This, as anyone who’s been in a multi-device environment knows, is nonsense. Apple computers have been playing nice with Windows for some time. Most of the popular creative and productivity app suites (like Office and Photoshop) have versions for both operating systems, and Macs (thanks to their Intel-chip guts) have supported Boot Camp for well over a decade, meaning they can actually boot into Windows if you want them to.
Boot Camp is a crude solution, though. It essentially gives your Mac the equivalent of multiple personality disorder — Windows and macOS will both run, but not simultaneously, so you need to reboot every time you switch over. You might be able to visit your Windows apps every now and then, but they’re still stranded.
Enter Parallels. For a monthly fee, Parallels allows subscribers to run both macOS and Windows at the same time, allowing seamless switching between the two — and even supports drag-and-drop between some apps in the two environments. You can even configure Parallels in such a way that Windows all but disappears, so you don’t have to deal with the Taskbar and Segoe fonts all over the place, but can still switch instantly to Windows apps via your Mac’s Dock.
Parallels 15, launching this month, brings a bevy of new features as well as support for macOS Catalina, which Apple announced back at its Worldwide Developers Conference in June. The new stuff ticks some boxes for professional and business customers (swapping the graphics engine from OpenGL to Apple Metal, and support for DirectX 11) as well as features power users will love, like support for Keychain, the system Apple uses to make password entry seamless.
In a demo at the Reviews.com offices, I got to check out some features of Parallels 15, and by far the thing I was impressed the most by was support for a new macOS feature called Sidecar. In case you missed it, Apple announced Sidecar for the iPad Pro back in June: Coming in iOS 13 in the fall, Sidecar allows the iPad to act as a secondary monitor for your Mac. It’s a really cool trick, and it even lets you take advantage of the touchscreen on the iPad for Mac apps.
Now imagine the same trick, but with Windows apps. Yeah, it’s a bit silly to marvel at using touch with Windows, something that’s been built into the OS since 2012, but from a worlds-colliding perspective, seeing the Apple Pencil work with Microsoft Paint, complete with pressure sensitivity, is nothing short of remarkable. This was a great thing for Parallels to include for its power users.
Like many software companies, Parallels adopted a subscription model a few years ago. The privilege of toggling from macOS to Windows on the fly will cost you $79.99 a year. If you have an old version of Parallels, though, you can pay just $49.99 to upgrade to the current version and get grandfathered in at a $49.99 annual rate. The Pro version is a $99.99 subscription, which grants access to the Parallels Remote Application Server, a service that works similar to Citrix — where you run Windows on a virtual machine in the cloud.
Remember, though: The Parallels subscription doesn’t include the Windows license you’ll need, a one-time cost that starts at $139 for Windows 10 Home.
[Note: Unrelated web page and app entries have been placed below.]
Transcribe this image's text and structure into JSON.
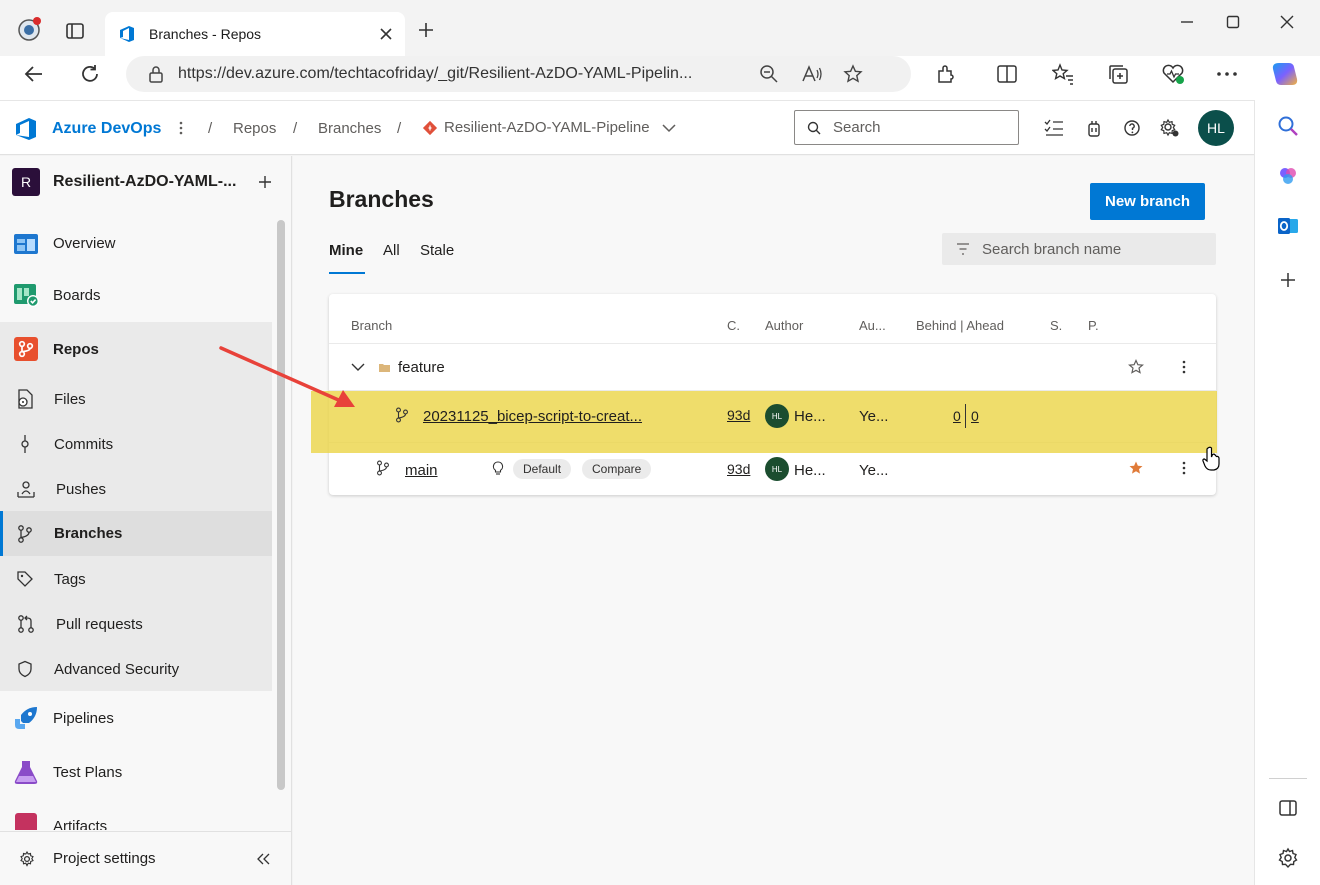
{
  "browser": {
    "tab_title": "Branches - Repos",
    "url": "https://dev.azure.com/techtacofriday/_git/Resilient-AzDO-YAML-Pipelin..."
  },
  "header": {
    "brand": "Azure DevOps",
    "breadcrumbs": [
      "Repos",
      "Branches",
      "Resilient-AzDO-YAML-Pipeline"
    ],
    "search_placeholder": "Search",
    "user_initials": "HL"
  },
  "sidebar": {
    "project_initial": "R",
    "project_name": "Resilient-AzDO-YAML-...",
    "items": [
      {
        "label": "Overview"
      },
      {
        "label": "Boards"
      },
      {
        "label": "Repos"
      },
      {
        "label": "Files"
      },
      {
        "label": "Commits"
      },
      {
        "label": "Pushes"
      },
      {
        "label": "Branches"
      },
      {
        "label": "Tags"
      },
      {
        "label": "Pull requests"
      },
      {
        "label": "Advanced Security"
      },
      {
        "label": "Pipelines"
      },
      {
        "label": "Test Plans"
      },
      {
        "label": "Artifacts"
      }
    ],
    "settings_label": "Project settings"
  },
  "main": {
    "title": "Branches",
    "new_branch_label": "New branch",
    "tabs": [
      "Mine",
      "All",
      "Stale"
    ],
    "filter_placeholder": "Search branch name",
    "columns": [
      "Branch",
      "C.",
      "Author",
      "Au...",
      "Behind | Ahead",
      "S.",
      "P."
    ],
    "folder_name": "feature",
    "rows": [
      {
        "name": "20231125_bicep-script-to-creat...",
        "commit": "93d",
        "author_initials": "HL",
        "author": "He...",
        "authored": "Ye...",
        "behind": "0",
        "ahead": "0"
      },
      {
        "name": "main",
        "tag_default": "Default",
        "tag_compare": "Compare",
        "commit": "93d",
        "author_initials": "HL",
        "author": "He...",
        "authored": "Ye..."
      }
    ]
  },
  "colors": {
    "accent": "#0078d4",
    "highlight": "#ecd64a",
    "arrow": "#e8423a",
    "star": "#e07b39"
  }
}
Add it all up, and it’s a decent amount of cash to run a two-pronged OS, so it’s probably only worth it for Mac users who need certain apps exclusively on Windows.
And those apps could be games. While hardcore PC gamers are probably right to be skeptical of playing a Windows game on a machine that wasn’t designed for it, there are signs of hope: I got a chance to play “The Turing Test,” a first person “shooter” game, via Parallels and there was no relevant lag as far as I could tell. Your mileage might vary depending on the game and your Mac hardware, but if it’s a choice between a not-perfect experience or no experience at all, Parallels will get you on the PC gaming train.
Parallels also has something for those who may not be as interested in running Windows but are power Mac users: Toolbox — a set of features that reduce common actions to a single click. Say you need to resize a batch of images all at once and don’t want to go through the trouble of opening Lightroom: just drag the batch to the Resize Images icon in the Toolbox (which lives in the Mac’s menu bar), and you’re done. Toolbox comes free with Parallels, but you can subscribe to just the Toolbox for $19.99 a year.
Many apps claim to be “cross-platform” these days, but once you start to dig down into specific features, it’s often clear the focus is mostly on one side of the PC/Mac divide. With Parallels, you don’t need to settle for a compromise. For anyone constantly jumping between the two operating systems, Parallels 15 represents a good time to rest their legs and get to work.